=== Section Start ===

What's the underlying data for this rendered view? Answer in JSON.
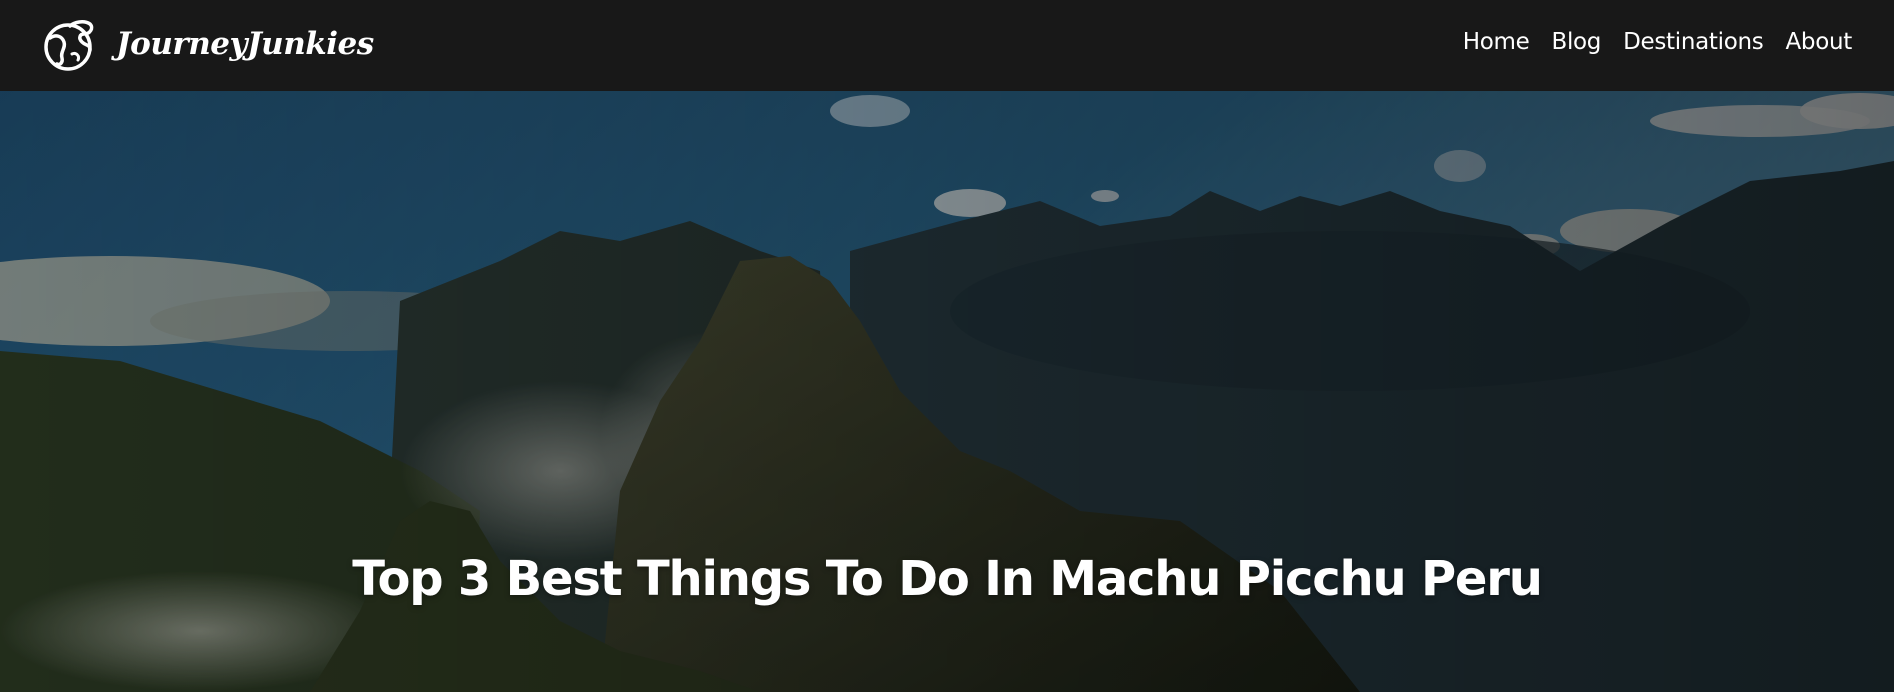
{
  "brand": {
    "name": "JourneyJunkies",
    "logo_icon": "globe-icon"
  },
  "nav": {
    "items": [
      "Home",
      "Blog",
      "Destinations",
      "About"
    ]
  },
  "hero": {
    "title": "Top 3 Best Things To Do In Machu Picchu Peru",
    "image_subject": "mountain-landscape-image"
  },
  "colors": {
    "navbar_bg": "#181818",
    "text": "#ffffff",
    "sky": "#3f86ad"
  }
}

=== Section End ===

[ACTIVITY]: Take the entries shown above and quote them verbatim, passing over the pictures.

[EXERCISE RESULT]:
What's the underlying data for this rendered view? Answer in JSON.
{
  "brand": {
    "name": "JourneyJunkies",
    "logo_icon": "globe-icon"
  },
  "nav": {
    "items": [
      "Home",
      "Blog",
      "Destinations",
      "About"
    ]
  },
  "hero": {
    "title": "Top 3 Best Things To Do In Machu Picchu Peru",
    "image_subject": "mountain-landscape-image"
  },
  "colors": {
    "navbar_bg": "#181818",
    "text": "#ffffff",
    "sky": "#3f86ad"
  }
}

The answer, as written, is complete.